Developing a poker strategy is a long process that requires careful self-examination and review of results. Many players keep files of hands they have played, and some discuss their play with others for a more objective look at their strengths and weaknesses. Regardless of the method, successful players are always tweaking their strategies to improve their performance.

While luck can have an impact on a hand, poker is largely based on skill. In addition to being able to read other players and understand the game’s rules, it is important for a player to be able to make decisions under uncertainty. This means being able to estimate the probabilities of various scenarios and outcomes. It is also necessary to weigh up the benefits and disadvantages of each option.

Another important aspect of poker is understanding poker etiquette. This includes respecting other players, being polite and respectful of the dealers, and not disrupting other players’ games or conversations. It is also important to avoid arguments at all costs.

The best poker players know that the key to success is not memorizing complicated systems, but developing good instincts and reading other players. They spend a lot of time observing other players and think about how they would react in their shoes. This helps them develop a strategy that is unique to their own play style. Moreover, they are able to improve their games by studying their mistakes and learning from them.

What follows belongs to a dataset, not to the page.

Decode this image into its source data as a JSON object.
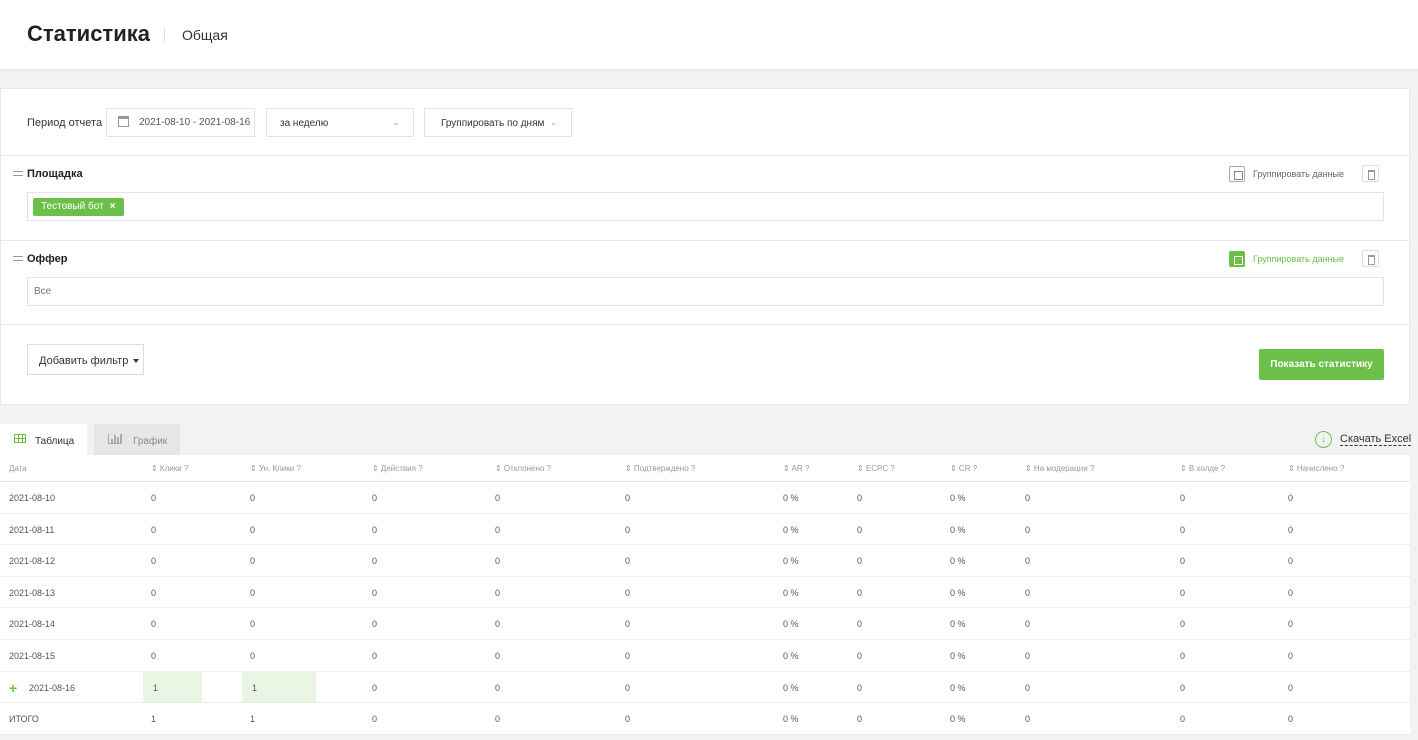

A good poker player can also bluff, but they need to do it wisely. They should only bluff when they have a strong hand and can convince their opponents that they are holding a good one. Otherwise, they will not be able to get paid off on their bluffs and lose money. Also, they should be able to read their opponents’ reactions and body language to determine how likely they are to fold. In this way, they can make their bluffs more effective. They should also try to mix up their tactics and avoid being predictable. This will prevent their opponents from being able to spot when they are bluffing and improve their chances of winning. They can also ask for advice from other experienced players to learn how to bluff more effectively.